In brief, Nolan Bushnell founded a company called 'Atari Inc' in 1972. In the wake of Pong's substantial success Atari Inc was bought by what was Warner Communications, a company which has subsequently undergone nomenclatural gymnastics of its own. Warned provided a lot of the cash which paid for the development and production of the Atar 2600 video games console, which was launched in 1978. Although the console was only a modest hit, the launch of the Atari 2600 'port' of arcade hit Space Invaders in January 1980 caused the 2600's popularity to skyrocket.
This Atari thrived. In 1980 it produced one-third of Warner's total revenue, four hundred and fifteen million dollars in 1980 money (up from $3.2 million in 1973). The company produced a clutch of legendary arcade games, consoles, and home computers, all under the Atari name, although each product range was developed by separate divisons of the company.
By 1982 Atari's 2600 console had had its day, whilst sales of the company's home computers were fading fast. 1982 was a bad year and 1983 was worse. The video games crash of that year caused Warner to sell the consumer electronics and home computer division to a man called Jack Tramiel, whose Tramiel Technologies named their acquisition 'Atari Corporation'. This company produced the ST range of computers, the 7800, the Lynx, the Jaguar and so forth, a separate and equally tragic history told elsewhere.
Warner continued to own the arcade division, calling it 'Atari Games Corporation', or Atari Games for short. The company was eventually allowed to become an independent venture, with Warner as a majority shareholder, at least until 1993, when the newly-reconstituted Time Warner bought Atari Games back again and renamed it 'Time Warner Interactive'.
Williams purchased Time Warner Interactive in 1996 and changed the name back to 'Atari Games', the company now a division of Midway, part of the William / Bally / Midway continuum. After the release of San Francisco Rush 2049 in 1999, Midway renamed the company 'Midway Games West'.
In 2001 Midway left the arcade market to concentrate on computer and console games. As Hasbro then held the rights to use the 'other' Atari for the same purpose this caused something of a quandry, and in 2003 Midway Games West closed shop, and that was that. Today Atari Games no longer exists, either in name or in spirit. Only in memory.

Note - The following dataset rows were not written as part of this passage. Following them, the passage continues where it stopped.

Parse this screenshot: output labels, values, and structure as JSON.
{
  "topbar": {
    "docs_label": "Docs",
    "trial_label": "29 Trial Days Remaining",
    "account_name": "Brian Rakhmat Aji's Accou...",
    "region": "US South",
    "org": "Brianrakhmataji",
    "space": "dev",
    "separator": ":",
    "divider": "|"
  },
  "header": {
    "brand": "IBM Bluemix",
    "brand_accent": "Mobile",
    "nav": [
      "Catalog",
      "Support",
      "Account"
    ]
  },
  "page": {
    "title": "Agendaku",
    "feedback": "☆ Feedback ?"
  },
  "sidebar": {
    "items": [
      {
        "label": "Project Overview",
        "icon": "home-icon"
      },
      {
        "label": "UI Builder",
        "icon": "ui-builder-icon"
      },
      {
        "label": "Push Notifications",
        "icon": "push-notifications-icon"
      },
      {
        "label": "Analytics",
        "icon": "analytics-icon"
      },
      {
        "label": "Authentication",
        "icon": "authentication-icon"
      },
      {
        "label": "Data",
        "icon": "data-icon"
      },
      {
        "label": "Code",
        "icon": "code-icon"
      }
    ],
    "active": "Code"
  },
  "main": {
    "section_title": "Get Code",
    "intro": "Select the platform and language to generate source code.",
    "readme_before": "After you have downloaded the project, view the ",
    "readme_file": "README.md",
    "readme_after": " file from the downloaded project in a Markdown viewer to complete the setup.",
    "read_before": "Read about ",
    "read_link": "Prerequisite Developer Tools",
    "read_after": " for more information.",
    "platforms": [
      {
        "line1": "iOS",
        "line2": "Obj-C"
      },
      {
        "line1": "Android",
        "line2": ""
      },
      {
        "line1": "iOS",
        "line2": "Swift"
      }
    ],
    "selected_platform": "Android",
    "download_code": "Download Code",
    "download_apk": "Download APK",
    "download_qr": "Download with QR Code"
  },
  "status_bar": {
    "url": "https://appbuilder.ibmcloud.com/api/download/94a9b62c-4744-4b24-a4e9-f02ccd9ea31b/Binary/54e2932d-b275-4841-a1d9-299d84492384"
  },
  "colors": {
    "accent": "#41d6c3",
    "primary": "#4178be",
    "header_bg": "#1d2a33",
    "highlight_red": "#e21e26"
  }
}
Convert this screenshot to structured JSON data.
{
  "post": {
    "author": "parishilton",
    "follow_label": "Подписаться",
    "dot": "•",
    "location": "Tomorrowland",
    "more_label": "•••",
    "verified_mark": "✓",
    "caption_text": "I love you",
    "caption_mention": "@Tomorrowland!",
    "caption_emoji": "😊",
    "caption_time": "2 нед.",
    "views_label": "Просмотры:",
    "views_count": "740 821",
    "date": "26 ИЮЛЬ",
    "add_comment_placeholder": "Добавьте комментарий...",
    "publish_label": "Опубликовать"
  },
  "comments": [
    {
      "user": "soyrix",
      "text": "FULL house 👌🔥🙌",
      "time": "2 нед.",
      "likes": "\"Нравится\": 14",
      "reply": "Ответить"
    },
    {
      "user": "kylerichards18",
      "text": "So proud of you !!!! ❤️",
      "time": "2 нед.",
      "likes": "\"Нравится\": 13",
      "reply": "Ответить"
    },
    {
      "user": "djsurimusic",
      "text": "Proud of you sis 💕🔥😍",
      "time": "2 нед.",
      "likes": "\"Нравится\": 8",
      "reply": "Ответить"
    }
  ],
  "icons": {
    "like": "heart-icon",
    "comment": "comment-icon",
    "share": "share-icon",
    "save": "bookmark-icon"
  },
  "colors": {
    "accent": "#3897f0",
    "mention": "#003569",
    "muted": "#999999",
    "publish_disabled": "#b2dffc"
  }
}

Now there is only one Atari, albeit that it is not actually Atari, indeed it is just a logo and a label, rather like Hello Kitty, but awe-inspiring rather than cute.
Frankie say 'no more'.